Written by an unnamed ship captain preparing to return to Cap Français, this letter recounts the violence that has consumed Saint-Domingue during various revolts, and the beginning of the Haitian Revolution. The author intimates the numerous ways the Whites and Creole planters retaliated against the enslaved and other people of color through various acts of torture and extermination tactics.
This is a speech by the Mayor of Port-au-Prince delivered before an audience of white colonists, free people of color, and military men on October 23, 1791, which hereby eliminated all distinction between race and social status, naming every man simply “citizen.”

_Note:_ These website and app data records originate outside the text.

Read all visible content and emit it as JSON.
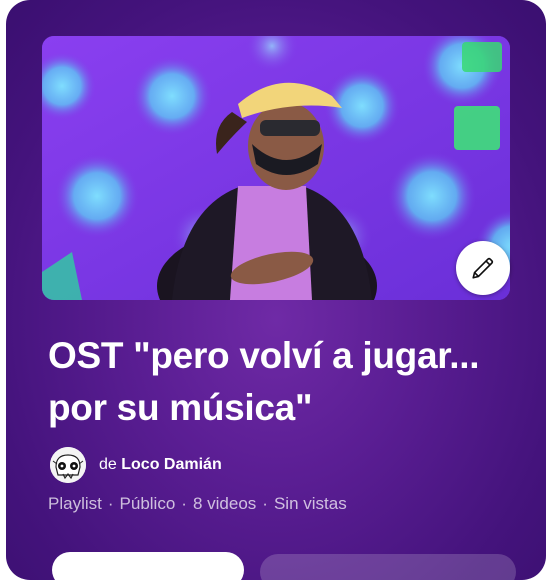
{
  "playlist": {
    "title_line1": "OST \"pero volví a jugar...",
    "title_line2": "por su música\"",
    "owner_prefix": "de",
    "owner_name": "Loco Damián",
    "meta": [
      "Playlist",
      "Público",
      "8 videos",
      "Sin vistas"
    ],
    "meta_separator": "·"
  },
  "icons": {
    "edit": "pencil-icon",
    "avatar": "skull-avatar-icon"
  },
  "colors": {
    "card_background": "#5b1e94",
    "thumbnail_background": "#7d3fe6",
    "title_text": "#ffffff",
    "meta_text": "#c8b4dc"
  }
}
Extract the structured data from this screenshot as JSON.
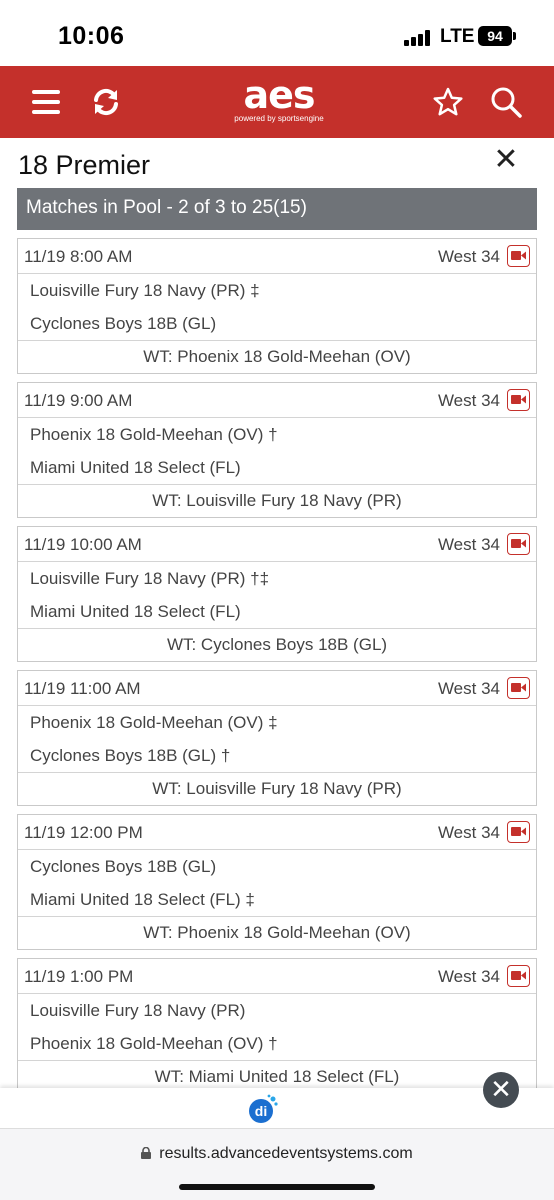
{
  "status_bar": {
    "time": "10:06",
    "network": "LTE",
    "battery": "94"
  },
  "header": {
    "logo": "aes",
    "logo_sub": "powered by sportsengine",
    "icons": [
      "menu-icon",
      "refresh-icon",
      "star-icon",
      "search-icon"
    ]
  },
  "page": {
    "title": "18 Premier",
    "close": "✕",
    "pool_bar": "Matches in Pool - 2 of 3 to 25(15)"
  },
  "matches": [
    {
      "time": "11/19 8:00 AM",
      "court": "West 34",
      "team1": "Louisville Fury 18 Navy (PR) ‡",
      "team2": "Cyclones Boys 18B (GL)",
      "wt": "WT: Phoenix 18 Gold-Meehan (OV)"
    },
    {
      "time": "11/19 9:00 AM",
      "court": "West 34",
      "team1": "Phoenix 18 Gold-Meehan (OV) †",
      "team2": "Miami United 18 Select (FL)",
      "wt": "WT: Louisville Fury 18 Navy (PR)"
    },
    {
      "time": "11/19 10:00 AM",
      "court": "West 34",
      "team1": "Louisville Fury 18 Navy (PR) †‡",
      "team2": "Miami United 18 Select (FL)",
      "wt": "WT: Cyclones Boys 18B (GL)"
    },
    {
      "time": "11/19 11:00 AM",
      "court": "West 34",
      "team1": "Phoenix 18 Gold-Meehan (OV) ‡",
      "team2": "Cyclones Boys 18B (GL) †",
      "wt": "WT: Louisville Fury 18 Navy (PR)"
    },
    {
      "time": "11/19 12:00 PM",
      "court": "West 34",
      "team1": "Cyclones Boys 18B (GL)",
      "team2": "Miami United 18 Select (FL) ‡",
      "wt": "WT: Phoenix 18 Gold-Meehan (OV)"
    },
    {
      "time": "11/19 1:00 PM",
      "court": "West 34",
      "team1": "Louisville Fury 18 Navy (PR)",
      "team2": "Phoenix 18 Gold-Meehan (OV) †",
      "wt": "WT: Miami United 18 Select (FL)"
    }
  ],
  "bottom": {
    "close_ad": "✕",
    "url": "results.advancedeventsystems.com"
  },
  "colors": {
    "brand_red": "#c4302b",
    "pool_bar": "#6f7378"
  }
}
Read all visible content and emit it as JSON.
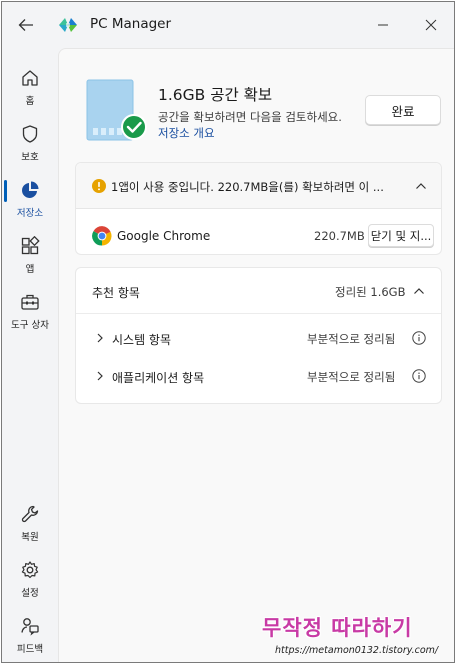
{
  "titlebar": {
    "title": "PC Manager",
    "back_icon": "back-arrow-icon",
    "minimize_icon": "minimize-icon",
    "close_icon": "close-icon"
  },
  "nav": {
    "items": [
      {
        "label": "홈",
        "icon": "home-icon"
      },
      {
        "label": "보호",
        "icon": "shield-icon"
      },
      {
        "label": "저장소",
        "icon": "storage-pie-icon",
        "active": true
      },
      {
        "label": "앱",
        "icon": "apps-icon"
      },
      {
        "label": "도구 상자",
        "icon": "toolbox-icon"
      },
      {
        "label": "복원",
        "icon": "wrench-icon"
      },
      {
        "label": "설정",
        "icon": "gear-icon"
      },
      {
        "label": "피드백",
        "icon": "feedback-icon"
      }
    ]
  },
  "hero": {
    "title": "1.6GB 공간 확보",
    "description": "공간을 확보하려면 다음을 검토하세요.",
    "link": "저장소 개요",
    "done_button": "완료"
  },
  "running_apps": {
    "warning": "1앱이 사용 중입니다. 220.7MB을(를) 확보하려면 이 ...",
    "app": {
      "name": "Google Chrome",
      "size": "220.7MB",
      "action": "닫기 및 지..."
    }
  },
  "recommendations": {
    "title": "추천 항목",
    "summary": "정리된 1.6GB",
    "rows": [
      {
        "label": "시스템 항목",
        "status": "부분적으로 정리됨"
      },
      {
        "label": "애플리케이션 항목",
        "status": "부분적으로 정리됨"
      }
    ]
  },
  "watermark": {
    "title": "무작정 따라하기",
    "url": "https://metamon0132.tistory.com/"
  },
  "colors": {
    "accent": "#005fb8",
    "success": "#1a9a4a",
    "warning": "#e6a200",
    "watermark": "#c83aa5"
  }
}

These Reflections on the Code Noir challenge the National Assembly’s stance on slavery and, the code in general The Society of the Friends of Blacks implores the Assembly to abolish the slave trade in its entirety, but not slavery itself, which they see as a given.
Delivered by the likes of Julien Raimond, Vincent Ogé, and others, this Request and Petition narrated a long history of legal discrimination of Free People of Color in Colonial Saint-Domingue.This petition calls for political enfranchisement and representation of Free People of Color in the Colonial Assembly as a way of countering a long history of racial discrimination.
This response from the Deputies of Manufactures and Commerce of France to MM. de Cocherel and de Reynaud offers a detailed rebuttal to the Colonial Deputies’ claims that the French government and National Commerce perpetuated famine in Saint-Domingue. This later section provides evidence as to how MM. de Cocherel and de Reynaud misled the French government with regard to the merchants’ commercial activity on the island.
This is an excerpt from a civil case against Pierre Lesens, the captain of the slave ship La Furieuse. Apart from the charges against Lesens, this report chronicles portions of the Middle Passage where captives were transported as slaves to various trading posts only to finally land in the colony of Saint-Domingue.